This definitive retrospective of Steve McCurry’s work in Afghanistan spans almost four decades of pictures. Depicting a rare and disarming humanity, McCurry photographs that seemingly blighted yet beautiful country with remarkable skill and passion. “They are a proud people, eyes leveled straight, in contempt as much as in curiosity: these are the faces, both male and female, that peer so defiantly from Steve’s magnificent photographs.” Afghanistan is a country overwhelmed by tribal rivalries, colonial wars, and geo-political conflict.

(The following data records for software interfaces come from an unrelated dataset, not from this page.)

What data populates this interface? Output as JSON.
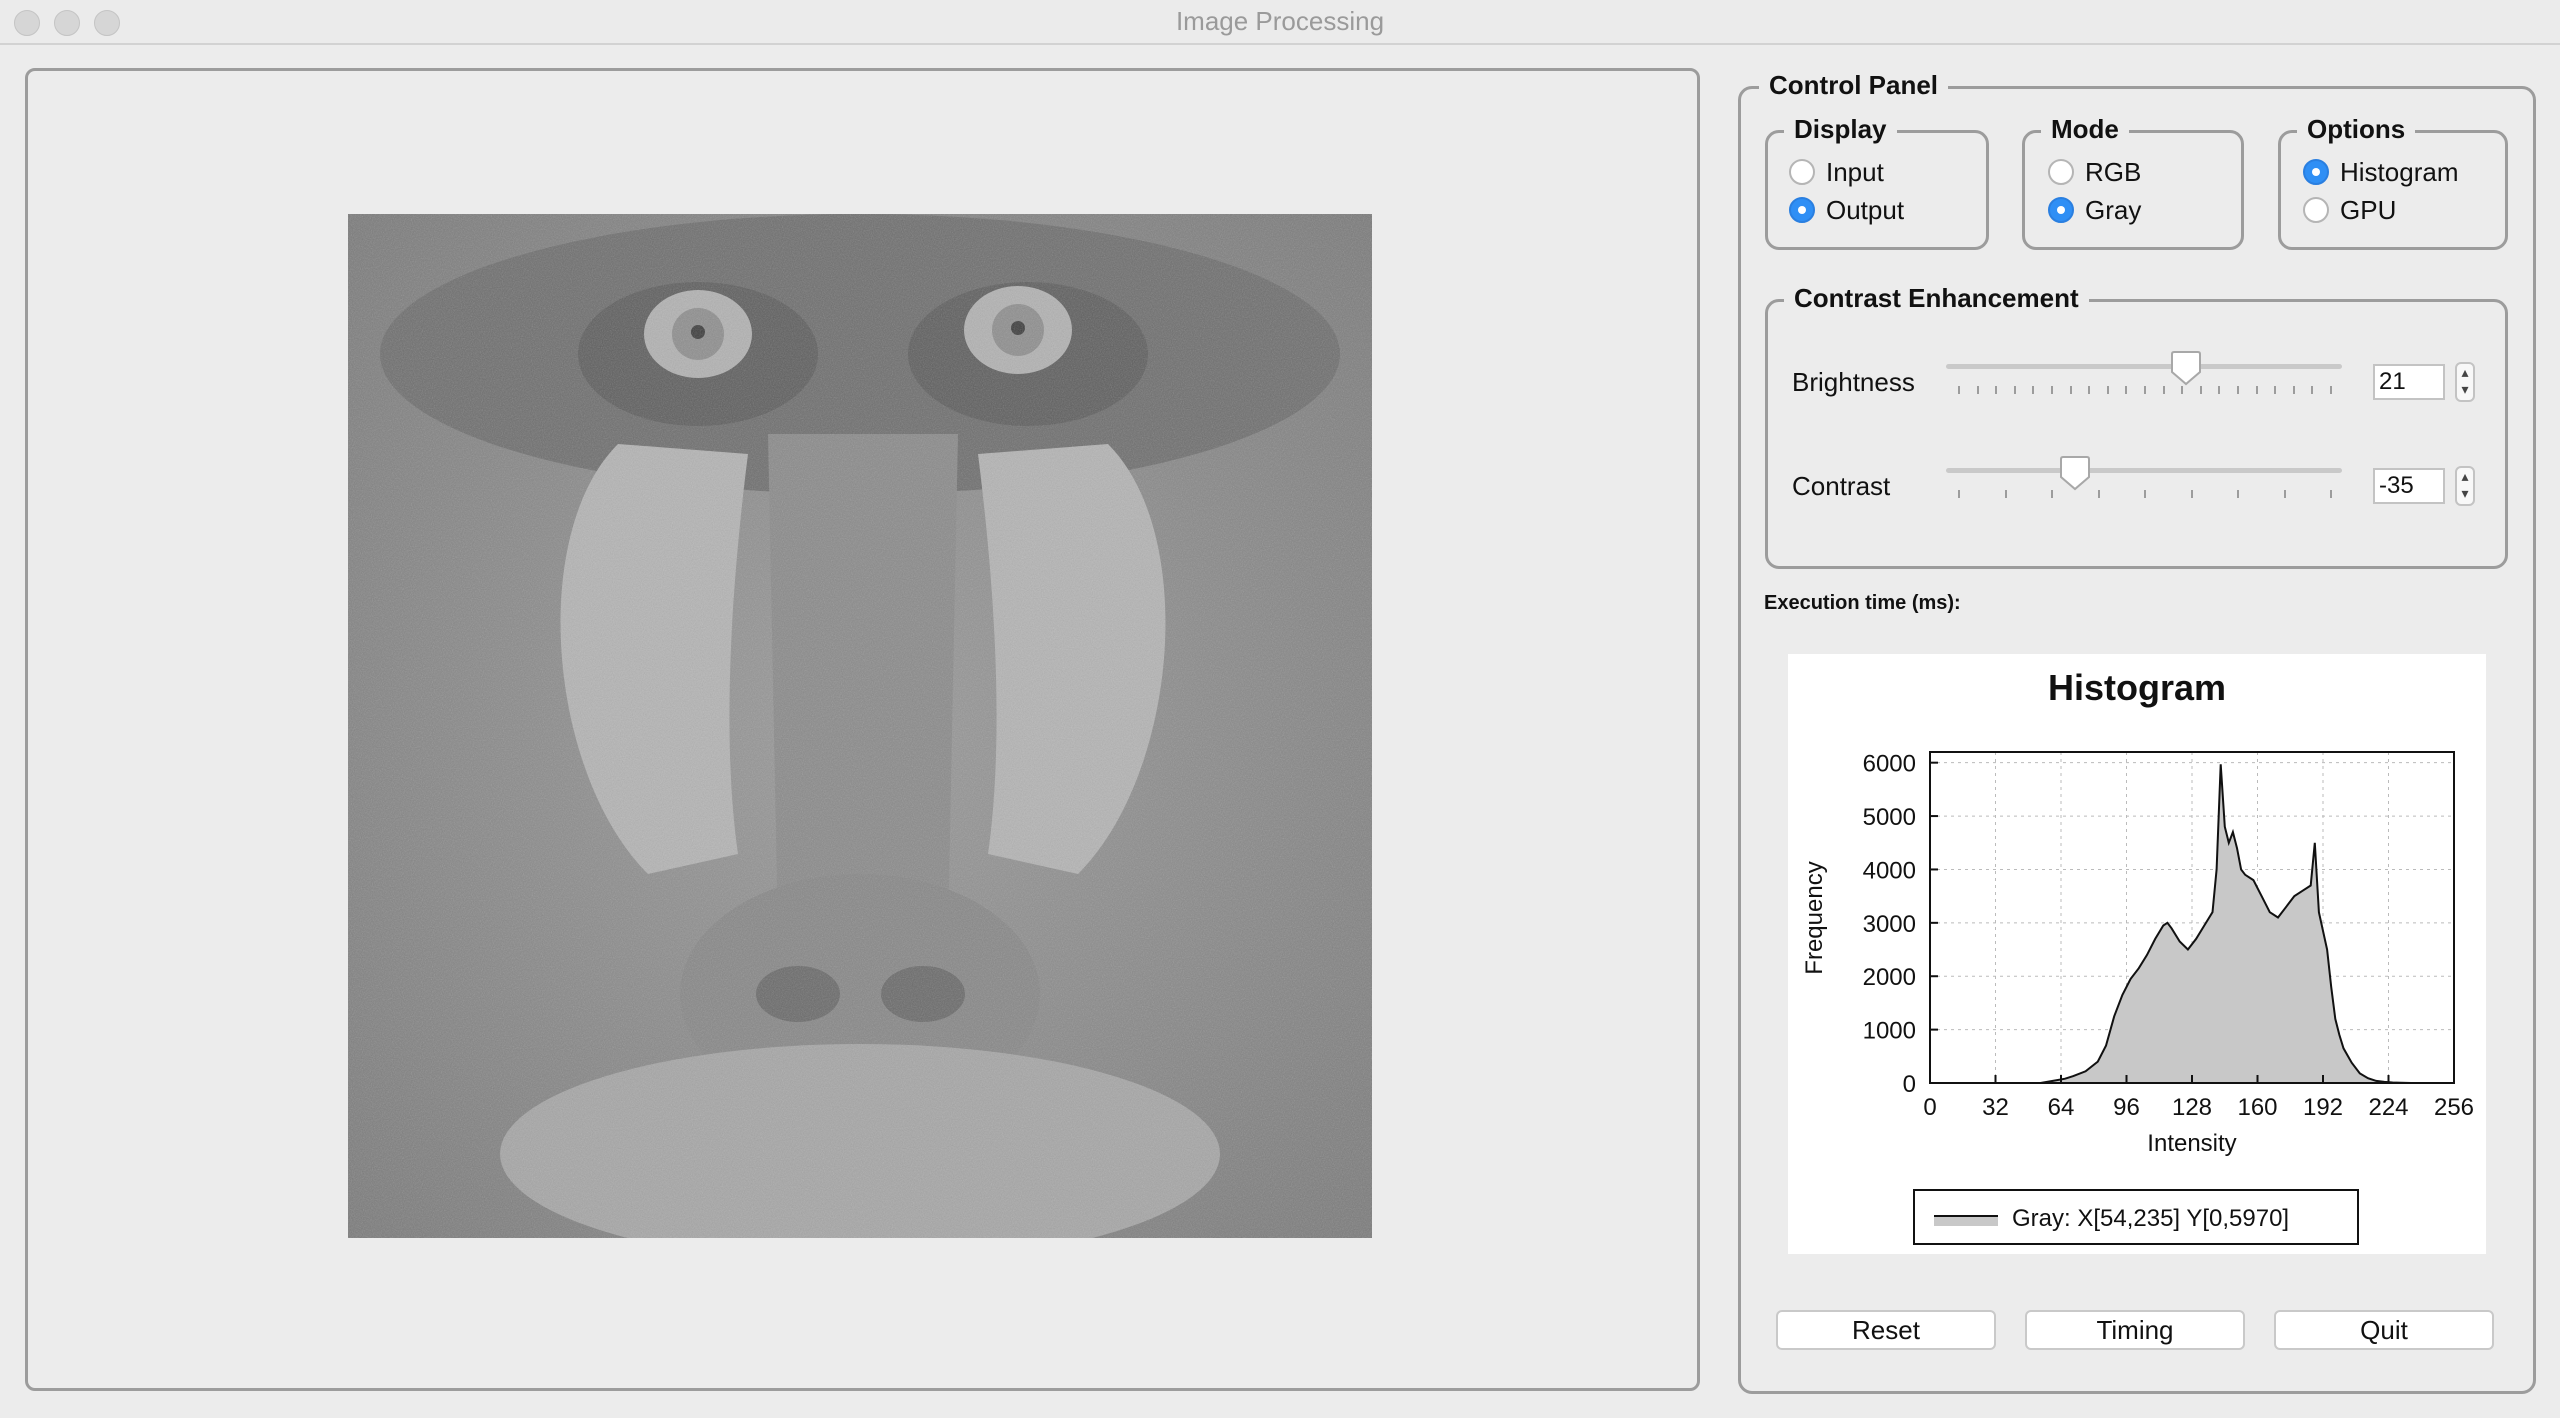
{
  "window": {
    "title": "Image Processing"
  },
  "control_panel": {
    "title": "Control Panel",
    "display": {
      "title": "Display",
      "options": [
        {
          "label": "Input",
          "selected": false
        },
        {
          "label": "Output",
          "selected": true
        }
      ]
    },
    "mode": {
      "title": "Mode",
      "options": [
        {
          "label": "RGB",
          "selected": false
        },
        {
          "label": "Gray",
          "selected": true
        }
      ]
    },
    "options": {
      "title": "Options",
      "options": [
        {
          "label": "Histogram",
          "selected": true
        },
        {
          "label": "GPU",
          "selected": false
        }
      ]
    },
    "contrast_enhancement": {
      "title": "Contrast Enhancement",
      "brightness": {
        "label": "Brightness",
        "value": "21",
        "level": 21,
        "min": -100,
        "max": 100
      },
      "contrast": {
        "label": "Contrast",
        "value": "-35",
        "level": -35,
        "min": -100,
        "max": 100
      }
    },
    "execution_time_label": "Execution time (ms):"
  },
  "buttons": {
    "reset": "Reset",
    "timing": "Timing",
    "quit": "Quit"
  },
  "colors": {
    "accent": "#2f8ff5",
    "histogram_fill": "#c8c8c8",
    "histogram_line": "#111111"
  },
  "chart_data": {
    "type": "area",
    "title": "Histogram",
    "xlabel": "Intensity",
    "ylabel": "Frequency",
    "xlim": [
      0,
      256
    ],
    "ylim": [
      0,
      6200
    ],
    "x_ticks": [
      "0",
      "32",
      "64",
      "96",
      "128",
      "160",
      "192",
      "224",
      "256"
    ],
    "y_ticks": [
      "0",
      "1000",
      "2000",
      "3000",
      "4000",
      "5000",
      "6000"
    ],
    "grid": true,
    "legend": {
      "placement": "bottom",
      "text": "Gray: X[54,235] Y[0,5970]"
    },
    "series": [
      {
        "name": "Gray",
        "x": [
          54,
          60,
          66,
          70,
          76,
          82,
          86,
          90,
          94,
          98,
          102,
          106,
          110,
          114,
          116,
          118,
          122,
          126,
          130,
          134,
          138,
          140,
          142,
          144,
          146,
          148,
          150,
          152,
          154,
          158,
          162,
          166,
          170,
          174,
          178,
          182,
          186,
          188,
          190,
          194,
          196,
          198,
          200,
          202,
          206,
          210,
          214,
          218,
          222,
          226,
          230,
          235
        ],
        "y": [
          0,
          40,
          80,
          130,
          220,
          400,
          700,
          1250,
          1650,
          1950,
          2150,
          2400,
          2700,
          2950,
          3000,
          2900,
          2650,
          2500,
          2700,
          2950,
          3200,
          4000,
          5970,
          4800,
          4500,
          4700,
          4400,
          4000,
          3900,
          3800,
          3500,
          3200,
          3100,
          3300,
          3500,
          3600,
          3700,
          4500,
          3200,
          2500,
          1800,
          1200,
          900,
          650,
          380,
          180,
          90,
          40,
          20,
          10,
          5,
          0
        ]
      }
    ]
  }
}
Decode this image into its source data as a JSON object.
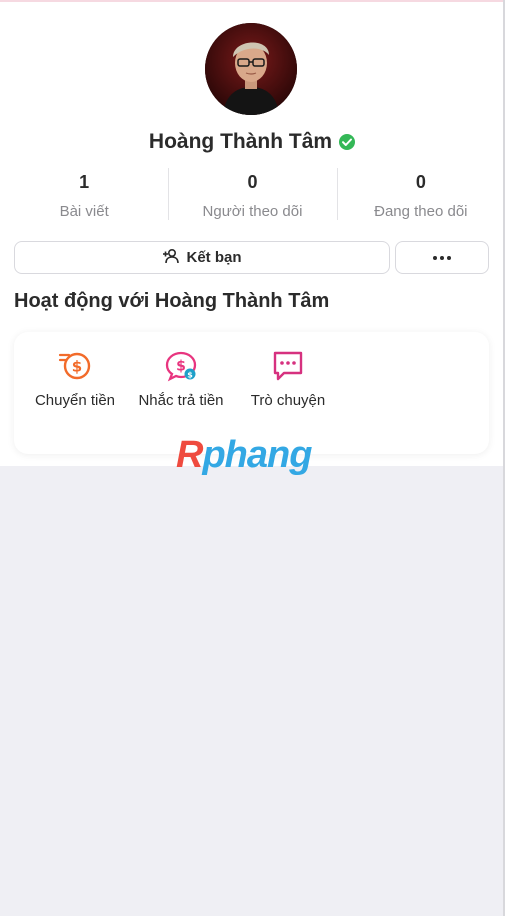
{
  "profile": {
    "name": "Hoàng Thành Tâm",
    "verified": true
  },
  "stats": [
    {
      "value": "1",
      "label": "Bài viết"
    },
    {
      "value": "0",
      "label": "Người theo dõi"
    },
    {
      "value": "0",
      "label": "Đang theo dõi"
    }
  ],
  "buttons": {
    "add_friend": "Kết bạn",
    "more_icon": "more-icon"
  },
  "activity": {
    "title": "Hoạt động với Hoàng Thành Tâm",
    "items": [
      {
        "label": "Chuyển tiền",
        "icon": "money-transfer-icon",
        "color": "#f26b2a"
      },
      {
        "label": "Nhắc trả tiền",
        "icon": "payment-reminder-icon",
        "color": "#e8357f"
      },
      {
        "label": "Trò chuyện",
        "icon": "chat-icon",
        "color": "#d6317f"
      }
    ]
  },
  "watermark": {
    "first": "R",
    "rest": "phang"
  },
  "colors": {
    "verified": "#34b857",
    "accent_orange": "#f26b2a",
    "accent_pink": "#e8357f"
  }
}
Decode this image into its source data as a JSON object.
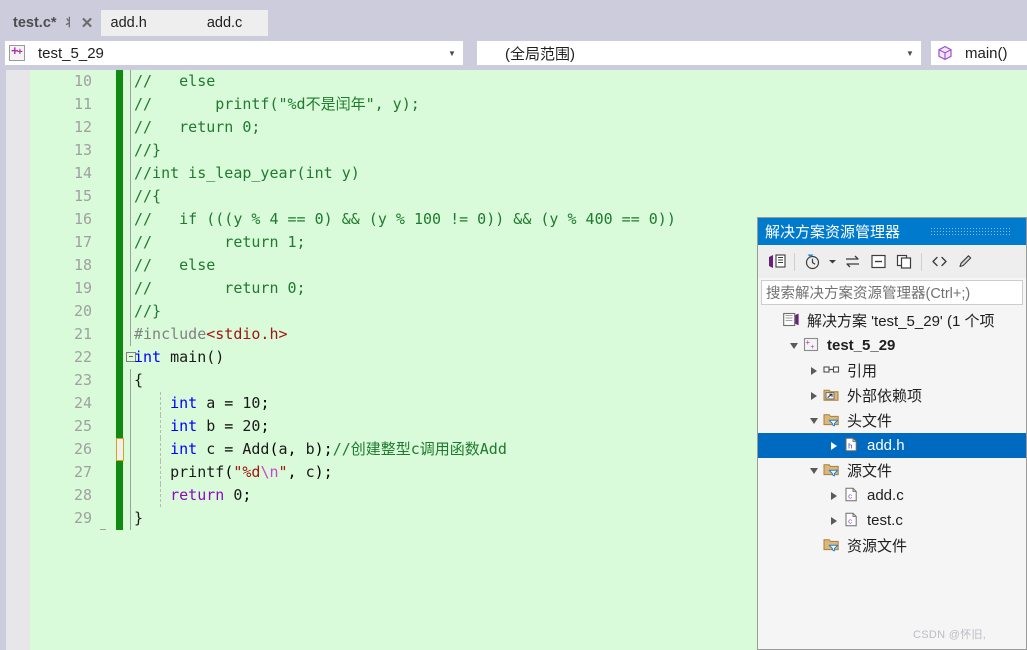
{
  "window": {
    "app": "Visual Studio",
    "watermark": "CSDN @怀旧,"
  },
  "tabs": [
    {
      "label": "test.c*",
      "active": true,
      "dirty": true,
      "pin_icon": "pin-icon",
      "close_icon": "close-icon"
    },
    {
      "label": "add.h",
      "active": false
    },
    {
      "label": "add.c",
      "active": false
    }
  ],
  "navbar": {
    "project": {
      "value": "test_5_29",
      "icon": "project-icon",
      "dropdown_icon": "chevron-down-icon"
    },
    "scope": {
      "value": "(全局范围)",
      "dropdown_icon": "chevron-down-icon"
    },
    "member": {
      "value": "main()",
      "icon": "method-cube-icon",
      "dropdown_icon": "chevron-down-icon"
    }
  },
  "editor": {
    "language": "C",
    "current_line": 22,
    "lines": [
      {
        "n": "10",
        "change": "saved",
        "text_html": "<span class='c-cmt'>//   else</span>"
      },
      {
        "n": "11",
        "change": "saved",
        "text_html": "<span class='c-cmt'>//       printf(\"%d不是闰年\", y);</span>"
      },
      {
        "n": "12",
        "change": "saved",
        "text_html": "<span class='c-cmt'>//   return 0;</span>"
      },
      {
        "n": "13",
        "change": "saved",
        "text_html": "<span class='c-cmt'>//}</span>"
      },
      {
        "n": "14",
        "change": "saved",
        "text_html": "<span class='c-cmt'>//int is_leap_year(int y)</span>"
      },
      {
        "n": "15",
        "change": "saved",
        "text_html": "<span class='c-cmt'>//{</span>"
      },
      {
        "n": "16",
        "change": "saved",
        "text_html": "<span class='c-cmt'>//   if (((y % 4 == 0) &amp;&amp; (y % 100 != 0)) &amp;&amp; (y % 400 == 0))</span>"
      },
      {
        "n": "17",
        "change": "saved",
        "text_html": "<span class='c-cmt'>//        return 1;</span>"
      },
      {
        "n": "18",
        "change": "saved",
        "text_html": "<span class='c-cmt'>//   else</span>"
      },
      {
        "n": "19",
        "change": "saved",
        "text_html": "<span class='c-cmt'>//        return 0;</span>"
      },
      {
        "n": "20",
        "change": "saved",
        "text_html": "<span class='c-cmt'>//}</span>"
      },
      {
        "n": "21",
        "change": "saved",
        "text_html": "<span class='c-pp'>#include</span><span class='c-inc'>&lt;stdio.h&gt;</span>"
      },
      {
        "n": "22",
        "change": "saved",
        "text_html": "<span class='c-kw'>int</span> <span class='c-fn'>main</span><span class='c-id'>()</span>"
      },
      {
        "n": "23",
        "change": "saved",
        "text_html": "<span class='c-id'>{</span>"
      },
      {
        "n": "24",
        "change": "saved",
        "text_html": "    <span class='c-kw'>int</span> <span class='c-id'>a</span> = <span class='c-num'>10</span>;"
      },
      {
        "n": "25",
        "change": "saved",
        "text_html": "    <span class='c-kw'>int</span> <span class='c-id'>b</span> = <span class='c-num'>20</span>;"
      },
      {
        "n": "26",
        "change": "unsaved",
        "text_html": "    <span class='c-kw'>int</span> <span class='c-id'>c</span> = <span class='c-fn'>Add</span>(<span class='c-id'>a</span>, <span class='c-id'>b</span>);<span class='c-cmt'>//创建整型c调用函数Add</span>"
      },
      {
        "n": "27",
        "change": "saved",
        "text_html": "    <span class='c-fn'>printf</span>(<span class='c-str'>\"%d</span><span class='c-esc'>\\n</span><span class='c-str'>\"</span>, <span class='c-id'>c</span>);"
      },
      {
        "n": "28",
        "change": "saved",
        "text_html": "    <span class='c-ctl'>return</span> <span class='c-num'>0</span>;"
      },
      {
        "n": "29",
        "change": "saved",
        "text_html": "<span class='c-id'>}</span>"
      }
    ]
  },
  "solution_explorer": {
    "title": "解决方案资源管理器",
    "toolbar": [
      {
        "name": "home-vs-icon",
        "glyph": "⊠"
      },
      {
        "name": "pending-changes-filter-icon",
        "glyph": "◷"
      },
      {
        "name": "filter-dropdown-icon",
        "glyph": "▾"
      },
      {
        "name": "sync-with-active-document-icon",
        "glyph": "⇆"
      },
      {
        "name": "collapse-all-icon",
        "glyph": "⊟"
      },
      {
        "name": "show-all-files-icon",
        "glyph": "❐"
      },
      {
        "name": "view-code-icon",
        "glyph": "<>"
      },
      {
        "name": "properties-icon",
        "glyph": "🖉"
      }
    ],
    "search_placeholder": "搜索解决方案资源管理器(Ctrl+;)",
    "tree": [
      {
        "label": "解决方案 'test_5_29' (1 个项",
        "icon": "solution-icon",
        "indent": 0,
        "twisty": "none",
        "bold": false,
        "selected": false
      },
      {
        "label": "test_5_29",
        "icon": "project-icon",
        "indent": 1,
        "twisty": "down",
        "bold": true,
        "selected": false
      },
      {
        "label": "引用",
        "icon": "references-icon",
        "indent": 2,
        "twisty": "right",
        "bold": false,
        "selected": false
      },
      {
        "label": "外部依赖项",
        "icon": "external-deps-icon",
        "indent": 2,
        "twisty": "right",
        "bold": false,
        "selected": false
      },
      {
        "label": "头文件",
        "icon": "filter-folder-icon",
        "indent": 2,
        "twisty": "down",
        "bold": false,
        "selected": false
      },
      {
        "label": "add.h",
        "icon": "h-file-icon",
        "indent": 3,
        "twisty": "right",
        "bold": false,
        "selected": true
      },
      {
        "label": "源文件",
        "icon": "filter-folder-icon",
        "indent": 2,
        "twisty": "down",
        "bold": false,
        "selected": false
      },
      {
        "label": "add.c",
        "icon": "c-file-icon",
        "indent": 3,
        "twisty": "right",
        "bold": false,
        "selected": false
      },
      {
        "label": "test.c",
        "icon": "c-file-icon",
        "indent": 3,
        "twisty": "right",
        "bold": false,
        "selected": false
      },
      {
        "label": "资源文件",
        "icon": "filter-folder-icon",
        "indent": 2,
        "twisty": "none",
        "bold": false,
        "selected": false
      }
    ]
  },
  "colors": {
    "accent": "#007acc",
    "selection": "#0069c0",
    "editor_background": "#d9fbda",
    "change_bar_saved": "#108a10",
    "change_bar_unsaved": "#d6a41b",
    "comment": "#1f7a2f",
    "keyword": "#0000ff",
    "string": "#a31515"
  }
}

The Afghans have always called their mountains “the land of rebellion.” In spite of this, born of chaos and entrenched conflict are these most breathtaking of images. American photographer Steve McCurry has traveled to Afghanistan regularly for almost four decades to document its people with a rare and disarming humanity. His most striking 1984 portrait Afghan Girl has graced the covers of magazines the world over, in equal parts haunting and evoking remarkable grace and dignity. In common with so much of McCurry’s work, it has a timeless, painterly quality —entirely at odds with the battle-torn backdrop of the region in which it was taken.
Steve McCurry has always been subjected to dangers that are an inevitable part of life “on the road” for photographers. He often ventured behind the lines, usually at great risk; his first trip to Afghanistan in 1979 involved him dressing in Afghan robes in order to be smuggled across the border from Pakistan. That journey into the treacherous, unpredictable landscape—territory controlled at various times by the Mujahideen, the Russians, and the Taliban—was one that McCurry would make numerous times. Many other photographers would follow in his footsteps, but none would return with such a flawless body of work.